## EXERCISE DESCRIPTION
Please state how many lines of the data contain "this". The number by itself is enough.

===== DATA FOR THE TASK =====

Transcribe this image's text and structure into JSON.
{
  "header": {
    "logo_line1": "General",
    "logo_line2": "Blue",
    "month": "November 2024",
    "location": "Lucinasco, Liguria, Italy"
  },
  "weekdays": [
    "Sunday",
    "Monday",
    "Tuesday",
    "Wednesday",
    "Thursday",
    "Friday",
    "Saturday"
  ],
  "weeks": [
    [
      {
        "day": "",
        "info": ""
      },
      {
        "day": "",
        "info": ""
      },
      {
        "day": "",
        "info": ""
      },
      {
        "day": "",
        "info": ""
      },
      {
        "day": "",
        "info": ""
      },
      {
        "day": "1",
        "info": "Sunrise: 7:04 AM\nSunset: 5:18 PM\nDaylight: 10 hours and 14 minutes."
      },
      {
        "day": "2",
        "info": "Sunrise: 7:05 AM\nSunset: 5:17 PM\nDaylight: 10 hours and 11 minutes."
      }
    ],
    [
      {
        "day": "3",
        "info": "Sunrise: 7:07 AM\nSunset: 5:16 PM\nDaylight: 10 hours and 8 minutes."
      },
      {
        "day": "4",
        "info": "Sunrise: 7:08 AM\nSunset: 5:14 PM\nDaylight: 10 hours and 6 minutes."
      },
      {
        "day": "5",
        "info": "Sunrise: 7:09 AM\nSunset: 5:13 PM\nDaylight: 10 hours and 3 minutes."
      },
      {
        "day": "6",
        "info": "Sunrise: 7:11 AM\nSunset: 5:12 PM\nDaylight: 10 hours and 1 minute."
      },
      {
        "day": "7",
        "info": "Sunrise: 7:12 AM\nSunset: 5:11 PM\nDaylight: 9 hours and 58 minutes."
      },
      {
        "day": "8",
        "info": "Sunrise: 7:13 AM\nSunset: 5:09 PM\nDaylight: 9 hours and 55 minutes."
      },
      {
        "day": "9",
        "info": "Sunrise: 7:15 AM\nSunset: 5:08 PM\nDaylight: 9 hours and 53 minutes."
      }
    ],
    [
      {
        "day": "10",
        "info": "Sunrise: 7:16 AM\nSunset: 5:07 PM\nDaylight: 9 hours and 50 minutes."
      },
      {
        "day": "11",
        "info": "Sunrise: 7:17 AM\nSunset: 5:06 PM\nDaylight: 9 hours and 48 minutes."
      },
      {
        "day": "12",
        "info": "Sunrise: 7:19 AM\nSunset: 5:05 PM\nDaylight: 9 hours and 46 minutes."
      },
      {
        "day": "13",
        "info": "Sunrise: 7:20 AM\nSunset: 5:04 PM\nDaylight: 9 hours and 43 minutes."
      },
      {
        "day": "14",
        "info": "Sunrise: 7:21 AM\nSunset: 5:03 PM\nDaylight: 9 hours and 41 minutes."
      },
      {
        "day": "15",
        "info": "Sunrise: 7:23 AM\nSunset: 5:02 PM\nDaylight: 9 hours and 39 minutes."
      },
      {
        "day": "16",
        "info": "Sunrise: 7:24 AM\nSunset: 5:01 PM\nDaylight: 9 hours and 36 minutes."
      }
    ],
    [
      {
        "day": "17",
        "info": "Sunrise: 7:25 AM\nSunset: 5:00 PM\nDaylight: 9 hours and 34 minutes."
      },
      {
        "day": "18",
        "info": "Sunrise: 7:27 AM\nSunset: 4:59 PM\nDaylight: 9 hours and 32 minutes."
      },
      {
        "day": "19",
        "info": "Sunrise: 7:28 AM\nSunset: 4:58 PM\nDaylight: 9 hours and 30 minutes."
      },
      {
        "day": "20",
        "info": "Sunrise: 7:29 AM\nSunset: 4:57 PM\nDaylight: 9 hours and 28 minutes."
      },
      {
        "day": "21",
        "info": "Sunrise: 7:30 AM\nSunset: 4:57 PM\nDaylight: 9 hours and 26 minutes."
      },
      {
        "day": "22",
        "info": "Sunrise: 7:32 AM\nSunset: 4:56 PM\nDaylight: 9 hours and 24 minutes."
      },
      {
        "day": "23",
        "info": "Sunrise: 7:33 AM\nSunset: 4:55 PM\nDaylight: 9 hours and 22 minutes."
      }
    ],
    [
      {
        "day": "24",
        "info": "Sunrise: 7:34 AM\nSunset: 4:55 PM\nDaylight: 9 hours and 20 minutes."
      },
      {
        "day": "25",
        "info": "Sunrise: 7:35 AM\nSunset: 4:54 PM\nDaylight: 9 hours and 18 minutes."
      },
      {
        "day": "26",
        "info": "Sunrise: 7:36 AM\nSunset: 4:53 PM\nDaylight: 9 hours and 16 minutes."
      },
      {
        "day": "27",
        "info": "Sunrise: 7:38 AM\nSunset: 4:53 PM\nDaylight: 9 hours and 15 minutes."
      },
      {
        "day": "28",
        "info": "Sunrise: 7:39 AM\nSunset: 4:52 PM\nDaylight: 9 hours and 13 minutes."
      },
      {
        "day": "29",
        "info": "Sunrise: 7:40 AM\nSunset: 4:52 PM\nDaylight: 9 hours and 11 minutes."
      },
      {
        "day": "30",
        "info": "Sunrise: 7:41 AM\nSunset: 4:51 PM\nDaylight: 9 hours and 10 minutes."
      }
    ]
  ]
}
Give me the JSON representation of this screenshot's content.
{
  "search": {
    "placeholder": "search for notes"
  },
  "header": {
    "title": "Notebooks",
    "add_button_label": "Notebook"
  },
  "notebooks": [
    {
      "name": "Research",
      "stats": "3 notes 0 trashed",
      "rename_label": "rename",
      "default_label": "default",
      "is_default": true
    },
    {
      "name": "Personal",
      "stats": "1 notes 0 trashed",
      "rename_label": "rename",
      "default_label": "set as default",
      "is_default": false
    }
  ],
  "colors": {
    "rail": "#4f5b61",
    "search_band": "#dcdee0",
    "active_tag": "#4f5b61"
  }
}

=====

## RESULT
2